◆ How to complete this task ◆
Make an exact copy of every entry, from the first line to the last.

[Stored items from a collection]
....................
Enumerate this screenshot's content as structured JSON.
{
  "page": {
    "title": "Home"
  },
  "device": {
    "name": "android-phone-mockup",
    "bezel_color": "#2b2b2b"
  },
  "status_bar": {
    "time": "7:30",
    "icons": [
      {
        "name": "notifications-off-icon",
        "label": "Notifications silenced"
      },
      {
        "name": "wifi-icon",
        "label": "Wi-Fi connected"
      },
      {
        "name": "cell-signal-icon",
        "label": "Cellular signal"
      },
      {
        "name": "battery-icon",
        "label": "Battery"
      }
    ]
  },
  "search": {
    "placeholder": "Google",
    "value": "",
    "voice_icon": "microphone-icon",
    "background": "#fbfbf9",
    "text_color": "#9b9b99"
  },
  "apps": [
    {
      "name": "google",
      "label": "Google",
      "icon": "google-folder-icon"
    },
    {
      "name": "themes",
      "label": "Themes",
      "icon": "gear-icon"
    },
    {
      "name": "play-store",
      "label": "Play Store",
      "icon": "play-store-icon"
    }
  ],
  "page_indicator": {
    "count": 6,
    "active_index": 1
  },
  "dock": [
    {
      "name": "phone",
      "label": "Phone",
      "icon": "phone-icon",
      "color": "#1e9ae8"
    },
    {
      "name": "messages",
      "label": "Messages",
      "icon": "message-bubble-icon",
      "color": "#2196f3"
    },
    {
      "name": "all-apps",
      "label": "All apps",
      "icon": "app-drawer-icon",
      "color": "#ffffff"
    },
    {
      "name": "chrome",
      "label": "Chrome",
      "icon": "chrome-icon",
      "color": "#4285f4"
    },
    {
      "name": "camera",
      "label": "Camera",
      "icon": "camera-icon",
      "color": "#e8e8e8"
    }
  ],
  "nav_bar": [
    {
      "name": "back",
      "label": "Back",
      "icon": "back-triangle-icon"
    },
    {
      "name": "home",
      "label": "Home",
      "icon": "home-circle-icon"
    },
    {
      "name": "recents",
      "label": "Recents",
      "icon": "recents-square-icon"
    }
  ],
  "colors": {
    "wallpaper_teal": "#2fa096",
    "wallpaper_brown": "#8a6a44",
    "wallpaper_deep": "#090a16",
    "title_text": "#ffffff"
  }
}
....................
◆ Solved problem ◆
Enumerate this screenshot's content as structured JSON.
{
  "page": {
    "title": "Home"
  },
  "device": {
    "name": "android-phone-mockup",
    "bezel_color": "#2b2b2b"
  },
  "status_bar": {
    "time": "7:30",
    "icons": [
      {
        "name": "notifications-off-icon",
        "label": "Notifications silenced"
      },
      {
        "name": "wifi-icon",
        "label": "Wi-Fi connected"
      },
      {
        "name": "cell-signal-icon",
        "label": "Cellular signal"
      },
      {
        "name": "battery-icon",
        "label": "Battery"
      }
    ]
  },
  "search": {
    "placeholder": "Google",
    "value": "",
    "voice_icon": "microphone-icon",
    "background": "#fbfbf9",
    "text_color": "#9b9b99"
  },
  "apps": [
    {
      "name": "google",
      "label": "Google",
      "icon": "google-folder-icon"
    },
    {
      "name": "themes",
      "label": "Themes",
      "icon": "gear-icon"
    },
    {
      "name": "play-store",
      "label": "Play Store",
      "icon": "play-store-icon"
    }
  ],
  "page_indicator": {
    "count": 6,
    "active_index": 1
  },
  "dock": [
    {
      "name": "phone",
      "label": "Phone",
      "icon": "phone-icon",
      "color": "#1e9ae8"
    },
    {
      "name": "messages",
      "label": "Messages",
      "icon": "message-bubble-icon",
      "color": "#2196f3"
    },
    {
      "name": "all-apps",
      "label": "All apps",
      "icon": "app-drawer-icon",
      "color": "#ffffff"
    },
    {
      "name": "chrome",
      "label": "Chrome",
      "icon": "chrome-icon",
      "color": "#4285f4"
    },
    {
      "name": "camera",
      "label": "Camera",
      "icon": "camera-icon",
      "color": "#e8e8e8"
    }
  ],
  "nav_bar": [
    {
      "name": "back",
      "label": "Back",
      "icon": "back-triangle-icon"
    },
    {
      "name": "home",
      "label": "Home",
      "icon": "home-circle-icon"
    },
    {
      "name": "recents",
      "label": "Recents",
      "icon": "recents-square-icon"
    }
  ],
  "colors": {
    "wallpaper_teal": "#2fa096",
    "wallpaper_brown": "#8a6a44",
    "wallpaper_deep": "#090a16",
    "title_text": "#ffffff"
  }
}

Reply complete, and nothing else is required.